ASSIGNMENT
Could the data below be copied exactly, minus the pictures?

::::

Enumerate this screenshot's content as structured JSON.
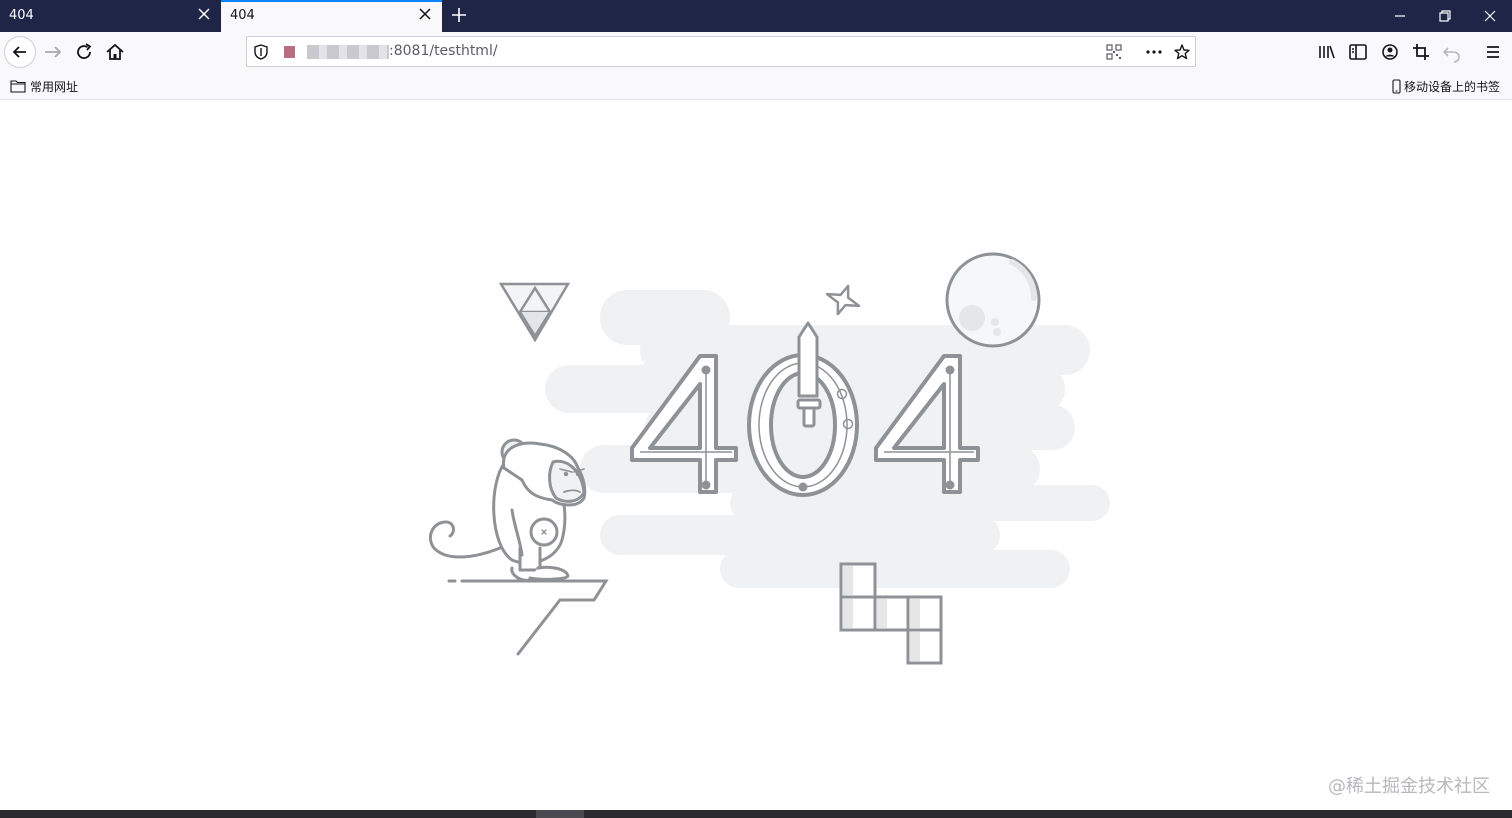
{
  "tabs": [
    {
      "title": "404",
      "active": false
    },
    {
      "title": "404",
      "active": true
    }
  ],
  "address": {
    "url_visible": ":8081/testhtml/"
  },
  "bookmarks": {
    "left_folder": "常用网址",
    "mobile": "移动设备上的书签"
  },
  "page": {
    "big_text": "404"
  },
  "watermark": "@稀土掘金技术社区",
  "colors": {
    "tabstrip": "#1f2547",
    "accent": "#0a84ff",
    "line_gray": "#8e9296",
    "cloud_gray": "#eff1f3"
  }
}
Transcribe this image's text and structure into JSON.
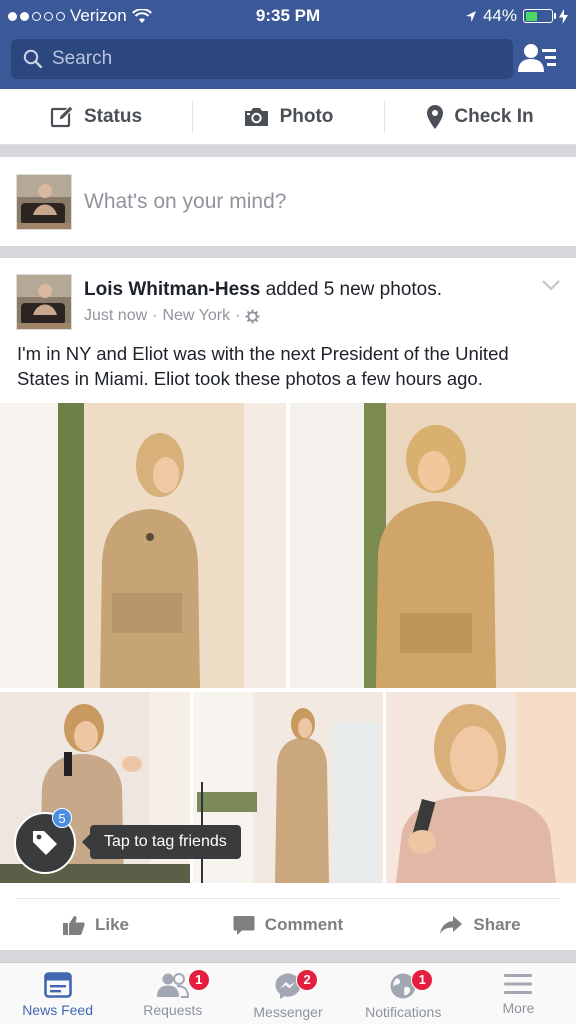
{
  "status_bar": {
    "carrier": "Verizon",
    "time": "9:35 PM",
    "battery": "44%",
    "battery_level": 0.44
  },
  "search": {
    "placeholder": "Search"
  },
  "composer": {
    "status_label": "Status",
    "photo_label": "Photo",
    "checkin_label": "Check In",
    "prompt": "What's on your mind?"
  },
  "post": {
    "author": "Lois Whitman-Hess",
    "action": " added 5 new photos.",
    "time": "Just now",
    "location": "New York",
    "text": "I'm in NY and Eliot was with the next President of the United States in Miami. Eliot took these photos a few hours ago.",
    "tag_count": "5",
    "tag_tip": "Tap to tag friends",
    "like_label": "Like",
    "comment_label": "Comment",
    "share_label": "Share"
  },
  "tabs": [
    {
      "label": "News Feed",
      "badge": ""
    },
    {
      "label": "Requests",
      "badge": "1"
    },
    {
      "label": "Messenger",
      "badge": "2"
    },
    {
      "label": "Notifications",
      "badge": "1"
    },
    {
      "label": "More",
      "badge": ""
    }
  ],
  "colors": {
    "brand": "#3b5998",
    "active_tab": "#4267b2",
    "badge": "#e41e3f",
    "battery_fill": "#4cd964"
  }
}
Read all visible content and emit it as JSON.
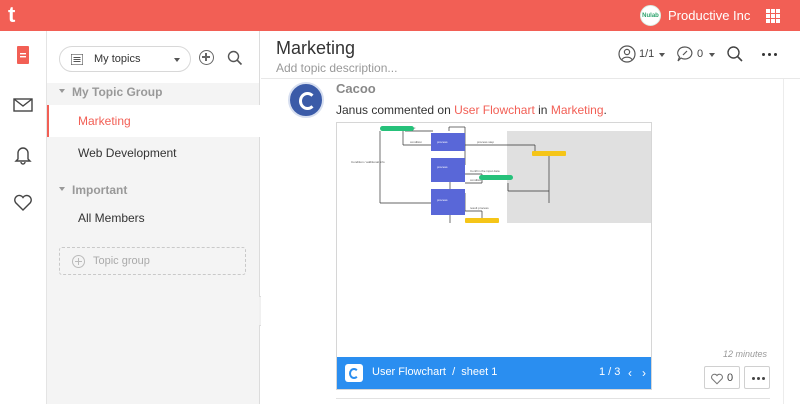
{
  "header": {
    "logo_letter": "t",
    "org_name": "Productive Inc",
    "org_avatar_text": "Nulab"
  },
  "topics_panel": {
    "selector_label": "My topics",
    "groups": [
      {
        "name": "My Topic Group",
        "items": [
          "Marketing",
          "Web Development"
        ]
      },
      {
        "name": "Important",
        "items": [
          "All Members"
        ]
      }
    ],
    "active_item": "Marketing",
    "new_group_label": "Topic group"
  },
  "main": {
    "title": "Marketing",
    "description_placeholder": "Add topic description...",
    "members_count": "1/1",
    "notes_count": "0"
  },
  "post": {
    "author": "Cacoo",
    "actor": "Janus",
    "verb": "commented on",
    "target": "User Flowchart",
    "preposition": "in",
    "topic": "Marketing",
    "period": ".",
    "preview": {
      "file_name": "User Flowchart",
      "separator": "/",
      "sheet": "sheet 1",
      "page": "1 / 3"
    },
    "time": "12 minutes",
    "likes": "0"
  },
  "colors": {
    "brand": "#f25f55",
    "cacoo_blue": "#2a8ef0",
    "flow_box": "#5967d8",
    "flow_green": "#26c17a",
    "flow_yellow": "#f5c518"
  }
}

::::

OUTPUT FOR THIS EXERCISE
Enumerate this screenshot's content as structured JSON.
{
  "tabs": [
    {
      "title": "404",
      "active": false
    },
    {
      "title": "404",
      "active": true
    }
  ],
  "address": {
    "url_visible": ":8081/testhtml/"
  },
  "bookmarks": {
    "left_folder": "常用网址",
    "mobile": "移动设备上的书签"
  },
  "page": {
    "big_text": "404"
  },
  "watermark": "@稀土掘金技术社区",
  "colors": {
    "tabstrip": "#1f2547",
    "accent": "#0a84ff",
    "line_gray": "#8e9296",
    "cloud_gray": "#eff1f3"
  }
}
Transcribe this image's text and structure into JSON.
{
  "status_bar": {
    "carrier": "Verizon",
    "time": "9:35 PM",
    "battery": "44%",
    "battery_level": 0.44
  },
  "search": {
    "placeholder": "Search"
  },
  "composer": {
    "status_label": "Status",
    "photo_label": "Photo",
    "checkin_label": "Check In",
    "prompt": "What's on your mind?"
  },
  "post": {
    "author": "Lois Whitman-Hess",
    "action": " added 5 new photos.",
    "time": "Just now",
    "location": "New York",
    "text": "I'm in NY and Eliot was with the next President of the United States in Miami. Eliot took these photos a few hours ago.",
    "tag_count": "5",
    "tag_tip": "Tap to tag friends",
    "like_label": "Like",
    "comment_label": "Comment",
    "share_label": "Share"
  },
  "tabs": [
    {
      "label": "News Feed",
      "badge": ""
    },
    {
      "label": "Requests",
      "badge": "1"
    },
    {
      "label": "Messenger",
      "badge": "2"
    },
    {
      "label": "Notifications",
      "badge": "1"
    },
    {
      "label": "More",
      "badge": ""
    }
  ],
  "colors": {
    "brand": "#3b5998",
    "active_tab": "#4267b2",
    "badge": "#e41e3f",
    "battery_fill": "#4cd964"
  }
}
Read all visible content and emit it as JSON.
{
  "header": {
    "logo_letter": "t",
    "org_name": "Productive Inc",
    "org_avatar_text": "Nulab"
  },
  "topics_panel": {
    "selector_label": "My topics",
    "groups": [
      {
        "name": "My Topic Group",
        "items": [
          "Marketing",
          "Web Development"
        ]
      },
      {
        "name": "Important",
        "items": [
          "All Members"
        ]
      }
    ],
    "active_item": "Marketing",
    "new_group_label": "Topic group"
  },
  "main": {
    "title": "Marketing",
    "description_placeholder": "Add topic description...",
    "members_count": "1/1",
    "notes_count": "0"
  },
  "post": {
    "author": "Cacoo",
    "actor": "Janus",
    "verb": "commented on",
    "target": "User Flowchart",
    "preposition": "in",
    "topic": "Marketing",
    "period": ".",
    "preview": {
      "file_name": "User Flowchart",
      "separator": "/",
      "sheet": "sheet 1",
      "page": "1 / 3"
    },
    "time": "12 minutes",
    "likes": "0"
  },
  "colors": {
    "brand": "#f25f55",
    "cacoo_blue": "#2a8ef0",
    "flow_box": "#5967d8",
    "flow_green": "#26c17a",
    "flow_yellow": "#f5c518"
  }
}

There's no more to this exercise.